It is unfortunate that much of the information emanating from the World Cup focused on bad officiating. No doubt the officiating was not of the same caliber as the athletes. In fact, much of what was written about the championship game centered around the claims by many of the Netherlands’ players, supporters and even some members of the press that bias was exhibited repeatedly in distributing penalities. Even if they are correct, the Netherlands did not score a single goal in the championship game. Knowing that a bias exists, one must play harder and be more determined than his opponent. Score enough goals to offset the bias.

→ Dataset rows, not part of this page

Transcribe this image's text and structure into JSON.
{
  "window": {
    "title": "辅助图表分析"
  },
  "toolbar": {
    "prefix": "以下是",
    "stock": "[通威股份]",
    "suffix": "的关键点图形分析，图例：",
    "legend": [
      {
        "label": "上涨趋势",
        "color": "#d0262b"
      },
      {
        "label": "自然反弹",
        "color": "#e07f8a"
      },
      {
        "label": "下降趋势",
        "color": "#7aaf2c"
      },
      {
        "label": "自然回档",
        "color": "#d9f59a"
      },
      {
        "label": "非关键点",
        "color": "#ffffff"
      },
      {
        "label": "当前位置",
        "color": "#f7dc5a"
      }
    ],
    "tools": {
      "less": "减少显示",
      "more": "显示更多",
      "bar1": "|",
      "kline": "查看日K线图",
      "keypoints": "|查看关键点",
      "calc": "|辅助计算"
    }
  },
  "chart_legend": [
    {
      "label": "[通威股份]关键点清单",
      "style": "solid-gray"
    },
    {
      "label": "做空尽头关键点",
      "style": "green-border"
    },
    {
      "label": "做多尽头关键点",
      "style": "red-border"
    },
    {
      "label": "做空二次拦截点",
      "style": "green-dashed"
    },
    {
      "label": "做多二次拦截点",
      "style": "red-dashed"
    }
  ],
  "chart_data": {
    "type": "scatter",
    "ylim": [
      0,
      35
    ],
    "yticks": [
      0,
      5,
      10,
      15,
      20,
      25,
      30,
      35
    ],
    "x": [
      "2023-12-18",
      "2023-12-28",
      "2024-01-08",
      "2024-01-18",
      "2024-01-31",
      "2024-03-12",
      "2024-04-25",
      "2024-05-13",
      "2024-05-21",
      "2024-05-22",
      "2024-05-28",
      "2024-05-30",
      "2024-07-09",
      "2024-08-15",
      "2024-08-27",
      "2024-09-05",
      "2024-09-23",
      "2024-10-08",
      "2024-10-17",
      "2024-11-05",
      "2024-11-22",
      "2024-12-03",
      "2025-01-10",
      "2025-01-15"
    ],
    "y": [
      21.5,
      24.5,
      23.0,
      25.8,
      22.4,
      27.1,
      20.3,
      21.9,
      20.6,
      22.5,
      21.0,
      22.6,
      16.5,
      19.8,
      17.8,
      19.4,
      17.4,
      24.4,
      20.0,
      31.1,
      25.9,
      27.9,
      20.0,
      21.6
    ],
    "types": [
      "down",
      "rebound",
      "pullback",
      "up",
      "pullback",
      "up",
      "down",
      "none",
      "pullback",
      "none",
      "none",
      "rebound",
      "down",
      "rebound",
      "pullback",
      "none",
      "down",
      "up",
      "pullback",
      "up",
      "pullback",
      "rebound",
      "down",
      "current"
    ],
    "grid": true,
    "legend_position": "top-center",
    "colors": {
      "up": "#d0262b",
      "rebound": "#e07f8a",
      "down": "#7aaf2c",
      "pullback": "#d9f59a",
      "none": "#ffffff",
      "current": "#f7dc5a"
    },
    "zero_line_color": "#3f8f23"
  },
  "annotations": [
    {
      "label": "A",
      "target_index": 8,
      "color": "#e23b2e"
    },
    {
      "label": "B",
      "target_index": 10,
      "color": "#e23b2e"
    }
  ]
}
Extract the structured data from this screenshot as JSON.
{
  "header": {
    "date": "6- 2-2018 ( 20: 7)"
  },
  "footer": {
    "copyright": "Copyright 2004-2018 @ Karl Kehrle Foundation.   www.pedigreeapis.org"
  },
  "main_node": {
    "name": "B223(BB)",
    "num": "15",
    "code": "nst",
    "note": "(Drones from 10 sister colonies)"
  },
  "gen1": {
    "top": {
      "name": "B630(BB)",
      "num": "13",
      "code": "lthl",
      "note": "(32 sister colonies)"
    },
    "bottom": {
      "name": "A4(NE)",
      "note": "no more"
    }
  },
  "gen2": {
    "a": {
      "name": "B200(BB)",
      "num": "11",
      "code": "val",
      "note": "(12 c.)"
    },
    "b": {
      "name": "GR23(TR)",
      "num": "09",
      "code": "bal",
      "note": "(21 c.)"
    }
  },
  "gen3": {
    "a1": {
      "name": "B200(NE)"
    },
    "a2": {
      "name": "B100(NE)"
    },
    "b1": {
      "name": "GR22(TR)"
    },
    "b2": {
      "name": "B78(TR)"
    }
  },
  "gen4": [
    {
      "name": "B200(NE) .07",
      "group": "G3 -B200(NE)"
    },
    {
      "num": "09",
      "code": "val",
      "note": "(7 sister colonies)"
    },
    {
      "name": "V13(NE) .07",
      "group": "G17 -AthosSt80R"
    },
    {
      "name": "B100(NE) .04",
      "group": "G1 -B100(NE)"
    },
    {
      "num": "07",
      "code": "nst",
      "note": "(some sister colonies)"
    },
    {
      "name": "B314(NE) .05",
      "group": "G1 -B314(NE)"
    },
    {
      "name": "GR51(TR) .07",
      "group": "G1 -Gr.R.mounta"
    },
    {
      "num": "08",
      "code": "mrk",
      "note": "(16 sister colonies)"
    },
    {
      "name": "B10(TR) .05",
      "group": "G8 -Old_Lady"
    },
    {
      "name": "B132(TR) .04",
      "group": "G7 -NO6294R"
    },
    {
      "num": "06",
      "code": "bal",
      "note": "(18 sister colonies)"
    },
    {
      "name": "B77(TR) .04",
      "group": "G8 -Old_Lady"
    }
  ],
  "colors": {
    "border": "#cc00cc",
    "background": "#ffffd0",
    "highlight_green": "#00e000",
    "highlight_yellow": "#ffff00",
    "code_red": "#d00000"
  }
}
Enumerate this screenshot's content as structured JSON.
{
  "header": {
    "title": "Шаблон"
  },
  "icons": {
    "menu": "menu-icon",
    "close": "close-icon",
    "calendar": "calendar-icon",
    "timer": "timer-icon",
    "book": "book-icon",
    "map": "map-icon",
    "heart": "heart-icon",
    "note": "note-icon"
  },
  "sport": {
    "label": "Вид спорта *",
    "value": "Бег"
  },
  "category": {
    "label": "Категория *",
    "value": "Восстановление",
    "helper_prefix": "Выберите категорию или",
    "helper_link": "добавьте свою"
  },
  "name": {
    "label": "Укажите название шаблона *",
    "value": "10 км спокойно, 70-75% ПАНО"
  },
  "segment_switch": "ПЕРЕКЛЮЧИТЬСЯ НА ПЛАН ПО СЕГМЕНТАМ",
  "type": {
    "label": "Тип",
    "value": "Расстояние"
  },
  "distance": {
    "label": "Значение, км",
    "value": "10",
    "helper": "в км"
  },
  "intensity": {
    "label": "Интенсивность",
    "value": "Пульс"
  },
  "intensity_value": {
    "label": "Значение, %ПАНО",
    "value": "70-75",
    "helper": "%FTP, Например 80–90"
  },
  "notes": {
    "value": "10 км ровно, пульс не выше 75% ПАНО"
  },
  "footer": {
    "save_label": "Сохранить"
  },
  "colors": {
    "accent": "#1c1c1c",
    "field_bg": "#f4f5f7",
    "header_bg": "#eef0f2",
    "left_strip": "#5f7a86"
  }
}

What does this have to do with building wealth? Many of the letters and e-mails that I receive are authored by people who blame others for their lack of economic success. Allow me to paraphrase some of the recent comments:
I would really be wealthy if I hadn’t paid 3% of the value of my portfolio all these years to a investment manager. He made money every year; I didn’t.
My 28-year-old brother, a high school drop out who still lives at home, just received 90% of my grandmother’s estate. It didn’t help that I had an MBA!
If I had only majored in business, not fine arts (as Mom and Dad insisted). . . .
Most economically successful people know how to leverage. They have learned how to capitalize upon disadvantages, reversals, biases, nepotism, “bad calls” and lousy luck. They do not dwell on an unfortunate situation; they direct their emotional energy into succeeding not into hating and resenting. Many a millionaire has told me that their very success was a direct function of experiencing “bad calls” from relatives, teachers, employers, pricey financial advisors, the press and a myriad of other so-called unbiased referees. Or, as one disinherited multi millionaire recently told me, “success…from proving that my parents bet on the wrong horses.”